Shops v stalls: eating away trade
Leather Lane restaurants petition council over ‘out of control’ street food sellers
29 March, 2019 — By Dan Carrier
Pieminister, hidden behind a street stall in Leather Lane
RESTAURANT and café owners in Leather Lane have signed a petition urging Camden Council to curb street food stalls which they claim are ruining their businesses.
The road in Holborn, which has had a street market since the reign of Charles II in the 1600s, has seen a huge rise in traders selling takeaway food. But established businesses in the shops that run alongside the street market say the stalls are so close to their front doors that it wrecks their trade, and are demanding a redesign or a cap on the number of hot food vendors.
Jon Simon, the owner of pie and mash shop Pieminister, told the Extra: “I have owned a restaurant on Leather Lane for 10 years and the street food has got so far out of control that my restaurant has been completely blocked off so customers can no longer get through the stalls into my restaurant.”
He added: “We used to have people queuing onto the street but now they can’t even see the restaurant. We only trade Monday to Friday between 11am and 3.30pm as there’s no one there outside of these times. It is very important for us to be visible or we won’t survive.”
Stallholder Richie Rich
Haydar Sal, of the Oasis Café, said: “One of our issues is we pay very high business rates and very high rents – much, much more than the stalls out front – and people just can’t see the shop now. The market is busier for food nowadays but it has lost many of the other stalls it used to have.”
He said he pays around £12,000 a year in business rates and another £35,000 a year in rent – and said a simple redesign could help everyone. He added:
“Perhaps they could just go down one side of the street, or stagger the days they come.”
Stallholders say shop owners have to be realistic about the footfall they can expect – and remember the market has a long history.
Richie Rich, who runs a ladies fashion stall, has worked at Leather Lane for 29 years, said: “When I first started it was unbelievable. I didn’t get a full-time stall for the first six years, it was so popular. I didn’t think I’d live long enough to spend all the cash I was taking.”
Tom Hall at Pieminister
He said the market changed in 2005 when the council allowed hot food stalls in – and this, coupled with wider changes in shopping habits, meant Leather Lane has issues to tackle.

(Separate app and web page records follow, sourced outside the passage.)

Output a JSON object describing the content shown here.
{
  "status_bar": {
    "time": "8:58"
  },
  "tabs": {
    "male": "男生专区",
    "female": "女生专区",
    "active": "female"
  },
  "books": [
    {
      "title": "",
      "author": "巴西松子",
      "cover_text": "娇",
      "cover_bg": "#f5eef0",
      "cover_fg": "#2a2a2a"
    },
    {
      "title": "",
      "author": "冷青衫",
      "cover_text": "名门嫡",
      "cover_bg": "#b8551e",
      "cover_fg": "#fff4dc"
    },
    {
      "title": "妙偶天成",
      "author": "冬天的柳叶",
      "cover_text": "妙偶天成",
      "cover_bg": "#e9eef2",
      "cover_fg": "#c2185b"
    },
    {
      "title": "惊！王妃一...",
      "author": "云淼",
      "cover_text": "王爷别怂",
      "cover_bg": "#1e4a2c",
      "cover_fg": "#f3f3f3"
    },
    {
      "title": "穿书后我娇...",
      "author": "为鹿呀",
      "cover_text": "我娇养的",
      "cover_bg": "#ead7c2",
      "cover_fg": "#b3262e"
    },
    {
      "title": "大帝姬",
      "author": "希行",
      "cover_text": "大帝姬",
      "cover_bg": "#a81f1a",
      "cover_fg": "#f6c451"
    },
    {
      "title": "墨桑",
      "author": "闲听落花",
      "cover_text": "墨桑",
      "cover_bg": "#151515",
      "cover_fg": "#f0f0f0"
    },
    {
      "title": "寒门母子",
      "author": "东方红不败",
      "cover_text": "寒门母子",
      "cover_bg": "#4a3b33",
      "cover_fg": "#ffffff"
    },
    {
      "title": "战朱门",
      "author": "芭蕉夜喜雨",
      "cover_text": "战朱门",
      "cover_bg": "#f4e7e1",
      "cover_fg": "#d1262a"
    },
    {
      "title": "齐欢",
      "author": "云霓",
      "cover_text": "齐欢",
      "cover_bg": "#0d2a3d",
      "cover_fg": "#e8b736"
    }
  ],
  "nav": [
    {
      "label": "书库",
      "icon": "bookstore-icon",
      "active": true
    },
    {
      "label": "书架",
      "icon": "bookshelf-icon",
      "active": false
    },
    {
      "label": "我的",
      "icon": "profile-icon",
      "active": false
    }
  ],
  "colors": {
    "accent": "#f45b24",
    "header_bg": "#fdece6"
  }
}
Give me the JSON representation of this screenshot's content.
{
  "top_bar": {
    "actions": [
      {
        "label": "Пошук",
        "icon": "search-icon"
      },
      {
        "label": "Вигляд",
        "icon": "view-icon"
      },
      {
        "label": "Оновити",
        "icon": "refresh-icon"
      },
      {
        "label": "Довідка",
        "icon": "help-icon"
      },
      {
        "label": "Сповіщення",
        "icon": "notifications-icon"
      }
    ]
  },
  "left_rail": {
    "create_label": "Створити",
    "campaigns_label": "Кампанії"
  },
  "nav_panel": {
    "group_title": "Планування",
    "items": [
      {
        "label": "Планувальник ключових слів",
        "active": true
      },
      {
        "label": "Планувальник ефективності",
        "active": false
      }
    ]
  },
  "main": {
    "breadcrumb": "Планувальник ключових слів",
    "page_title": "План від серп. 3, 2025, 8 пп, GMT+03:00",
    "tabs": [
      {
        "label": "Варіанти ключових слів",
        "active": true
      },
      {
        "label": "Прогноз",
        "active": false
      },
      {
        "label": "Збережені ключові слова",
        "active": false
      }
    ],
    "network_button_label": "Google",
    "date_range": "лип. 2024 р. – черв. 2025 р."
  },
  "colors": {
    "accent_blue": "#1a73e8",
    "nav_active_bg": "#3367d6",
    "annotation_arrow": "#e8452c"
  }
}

He said: “The café owners don’t really have a leg to stand on. The market has always been here and there used to be more stalls.
“You couldn’t get a fag paper between them, and the crowds were so solid it would take you 10 minutes to walk 10 yards.”
Holborn ward Labour councillor Awale Olad said he was looking at issues raised in the petition.
He said: “The market has exploded in the last couple of years and is currently operating at almost full capacity.
“It is less diverse than it used to be – less antiques and clothing but more food and is now easily London’s most popular street food market.
Haydar Sal of Oasis Café
“This success has led to retail units feeling priced out as they have to pay both commercial rents and business rates and have to compete with street stalls who seem to be dominating the space.”]
Cllr Olad added: “I think we can find a solution to the problem that can address all the concerns. We should look at some technological solutions, potentially even putting up digital boards that help visitors navigate their way.”
A Camden Council spokesperson said: “The council recognises that work needs to be carried out at Leather Lane so that it can operate as one shopping area rather than as shopkeepers versus market traders; we see all businesses working together to benefit the local economy.
“The layout is currently under review. Once we have developed a plan it is our intention to engage with all stakeholders so that we can agree on a final layout.”